In a new twist to the election saga, now President Arif Alvi has entered the fray too – and announced April 9 as the date for holding elections in both Punjab and Khyber Pakhtunkhwa. Apparently, the chief election commissioner was summoned by the president to hold consultations on the date(s) of the polls in Punjab and KP but the ECP excused itself, saying the matter was “subjudice at various judicial fora”, among other reasons. The president – claiming to exercise his power under Section 57 (1) of the Elections Act, 2017 – has now asked the electoral body to issue an election programme in accordance with Section 57 (2) of the Act.

Naturally, Alvi’s proactive measures have elicited varying views from legal and constitutional experts. But on one thing there is little debate: most are agreed that under Article 105 of the constitution, the governors of both provinces have to announce an election date within 90 days of dissolution of an assembly. That the governors have not announced an election date has led to the current predicament. Are they essentially running away from their constitutional duties? Most legal experts would reply in the affirmative. There is somewhat of a difference in opinion among some constitutional experts on whether Section 57 allows the president to give dates for provincial elections. Then there’s the matter of the law explicitly saying he needs to first consult with the ECP before announcing any date.

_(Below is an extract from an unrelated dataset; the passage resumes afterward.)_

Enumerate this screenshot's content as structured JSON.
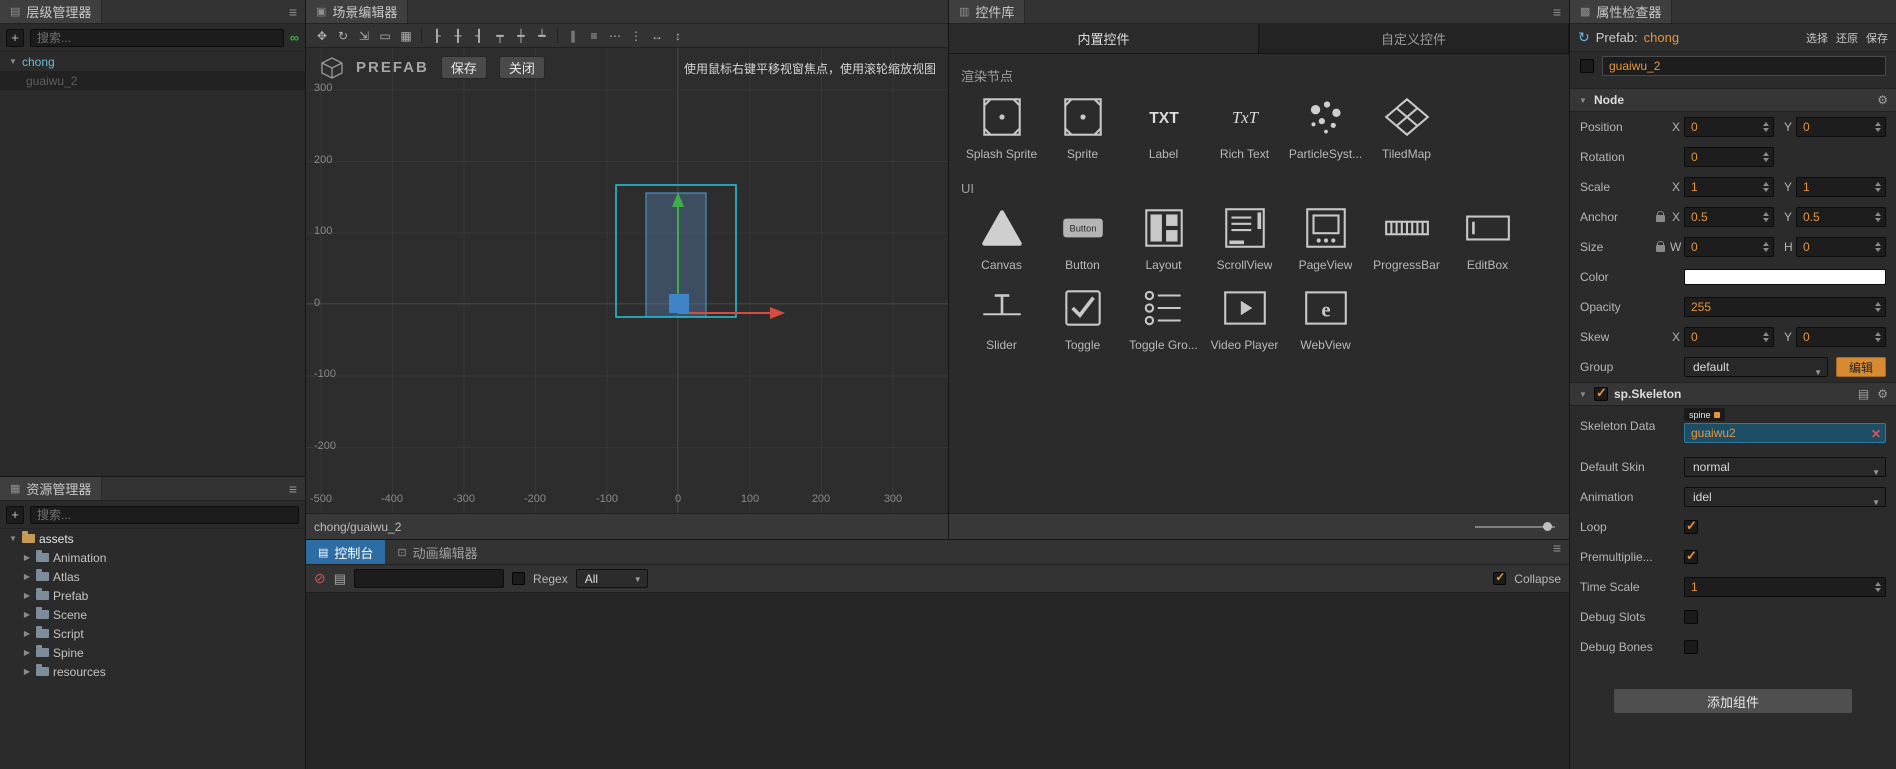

While the legal arguments can be debated, on the larger principle of elections being held on time perhaps the sitting government too needs to pause and just realise that this delay is not helping politics or democracy. While the president’s intentions may be partisan – he has hardly veiled his political affiliation – the need for the elections to take place in 90 days is something no political party or government or institution can deny. To avoid this drama, the governors should have done their constitutional duty and the ECP that has already suggested dates to them would have held elections on time. Now there is not just confusion but it seems that the matter will once again be taken to the courts. It would be prudent for all political stakeholders to avoid the judiciary taking decisions on their behalf by following the constitution in letter and spirit. Whether the elections take place on April 9 or not isn’t the issue here, the real issue is sticking to constitutionally-mandated timelines and not making a mockery of the democratic system.